The singer sat down with Popdust to talk about his new single, his relentless work ethic, and his plans for world domination

Born in Oman to Egyptian parents, Pre Kai Ro's complex music sensibilities can partially be attributed to his international upbringing.

pre kai ro - "el camino" prod. by olsem (Official Video) | kashkam

During his childhood, he lived in Oman, Egypt, Ireland, UK, and Dubai, and was exposed to vastly different music as a result. "My environment was always split in the sense that inside the house, I was being exposed to purely African and Middle Eastern music," said the budding R&B singer. "[But] I was simultaneously becoming obsessed with Hip-Hop, R&B and Rock." Pre Kai Ro's production has always been dark and 808 heavy, but his voice is light and inviting, bouncing along effortlessly as he frankly discusses heartbreak, and his relentless grind for stardom.
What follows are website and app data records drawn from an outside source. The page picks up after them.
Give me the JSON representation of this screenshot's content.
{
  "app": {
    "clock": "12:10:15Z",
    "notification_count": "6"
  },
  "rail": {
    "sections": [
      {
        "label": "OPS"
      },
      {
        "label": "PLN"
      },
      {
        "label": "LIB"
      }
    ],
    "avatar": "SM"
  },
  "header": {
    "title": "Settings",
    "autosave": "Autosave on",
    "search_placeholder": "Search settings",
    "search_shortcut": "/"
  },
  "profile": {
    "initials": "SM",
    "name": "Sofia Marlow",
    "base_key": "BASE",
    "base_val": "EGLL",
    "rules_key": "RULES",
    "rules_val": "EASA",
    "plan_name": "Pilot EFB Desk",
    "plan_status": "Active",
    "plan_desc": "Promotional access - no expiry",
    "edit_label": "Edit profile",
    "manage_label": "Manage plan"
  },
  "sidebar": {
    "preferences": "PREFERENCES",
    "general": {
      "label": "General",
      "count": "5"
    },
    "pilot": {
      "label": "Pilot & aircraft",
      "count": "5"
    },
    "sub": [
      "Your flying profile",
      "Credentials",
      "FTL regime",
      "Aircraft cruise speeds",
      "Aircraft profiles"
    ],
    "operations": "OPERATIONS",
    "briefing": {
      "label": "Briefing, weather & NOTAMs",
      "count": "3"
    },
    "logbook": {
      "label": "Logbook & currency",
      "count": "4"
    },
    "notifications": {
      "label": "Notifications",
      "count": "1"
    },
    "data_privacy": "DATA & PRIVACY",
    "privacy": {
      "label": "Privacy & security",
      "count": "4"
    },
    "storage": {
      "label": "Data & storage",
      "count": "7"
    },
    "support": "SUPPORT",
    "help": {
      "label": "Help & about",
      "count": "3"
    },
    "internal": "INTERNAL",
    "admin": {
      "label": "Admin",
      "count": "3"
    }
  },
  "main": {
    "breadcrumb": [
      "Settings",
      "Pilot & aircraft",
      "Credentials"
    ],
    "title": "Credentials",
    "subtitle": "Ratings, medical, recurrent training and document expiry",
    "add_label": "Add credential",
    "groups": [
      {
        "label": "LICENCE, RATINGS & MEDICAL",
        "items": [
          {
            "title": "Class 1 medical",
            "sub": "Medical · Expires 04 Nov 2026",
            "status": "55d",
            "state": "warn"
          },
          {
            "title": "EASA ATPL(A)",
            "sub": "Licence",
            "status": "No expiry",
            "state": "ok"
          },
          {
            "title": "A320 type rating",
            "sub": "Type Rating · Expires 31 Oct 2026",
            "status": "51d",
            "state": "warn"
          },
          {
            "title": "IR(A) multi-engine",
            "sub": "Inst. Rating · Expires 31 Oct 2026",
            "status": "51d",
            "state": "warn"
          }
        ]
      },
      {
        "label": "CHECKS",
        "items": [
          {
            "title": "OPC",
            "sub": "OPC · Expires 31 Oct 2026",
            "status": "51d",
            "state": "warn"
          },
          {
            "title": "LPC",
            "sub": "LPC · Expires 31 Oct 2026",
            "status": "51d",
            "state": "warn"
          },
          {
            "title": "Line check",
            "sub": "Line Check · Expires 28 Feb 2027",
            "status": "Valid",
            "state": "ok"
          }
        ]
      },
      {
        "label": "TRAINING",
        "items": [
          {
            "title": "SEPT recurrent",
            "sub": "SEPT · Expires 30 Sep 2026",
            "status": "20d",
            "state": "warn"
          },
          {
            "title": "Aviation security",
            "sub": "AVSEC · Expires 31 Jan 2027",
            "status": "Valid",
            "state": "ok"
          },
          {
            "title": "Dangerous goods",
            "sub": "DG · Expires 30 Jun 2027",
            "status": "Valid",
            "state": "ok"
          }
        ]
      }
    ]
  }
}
Popdust caught up with the singer to discuss his new single, "Baby Boy," and his plans for the future.

How did you find your sound?

When I was 10 I won a school talent show while living in Dublin after performing a rendition of "21 Questions" by 50 Cent. My mother was impressed but horrified. From then on, it was kind of a constant development of my sound and identity in music. It wasn't until 2016 while attending university in Nottingham, England when I [got serious]. I had spent years posting acoustic covers online, and already developed my sound [as a result.]

Did anyone, in particular, inspire you to get into music?

My biggest inspirations to this day are (in no specific order) Kanye West, Frank Ocean, Bon Iver, The Weeknd, and Future. I want to emulate their work and pay homage.

You've released a good deal of projects and have been grinding steady for a while now. What have you noticed change about your sound and creative process over the years?

For my first project, Mood with Olsem - an incredibly talented French man I consider my brother - we were at a point where the process was just extremely quick. He would send me a beat he just made and I would record in my room, usually with the first melodic and lyrical idea that came to mind. Tracks like "Queen of The New World" and "Need Me" would be finished in less than an hour. Our latest project, Vibe, was actually produced, written, recorded, mixed and mastered within 48 hours. Now that I'm focusing more on singles, the formula stays the same, but I'm trying to revisit certain songs to get them as "perfect" as they can be.

Was the process similar for "Baby Boy?"

I remember producer [Don Fuego] said he hadn't met an artist who could work as quickly as I did, so he gave me a challenge where he would nap for 30 minutes and expect a full ballad to be written by the time he woke up. I wrote about the turbulent artist life I'm living and how it seems to affect every form of relationship I have. "Baby Boy" is actually based on a culmination of messages I'd received from significant others about my absence as I continued to focus more on my career. Long story short, [everyone] felt "Baby Boy" had a certain magic about it.

What are your plans for the rest of the year? Tour? What can we expect from "King?"

My plans are to drop a single per month for the foreseeable future. I'm refusing to be limited by [everyone else's] expectations of me. I want to continue releasing the music that makes me and those around me feel something. If it doesn't move me, I refuse to let it move anybody else. I'm aiming for global domination, and that type of thing requires patience and careful planning.

Baby Boy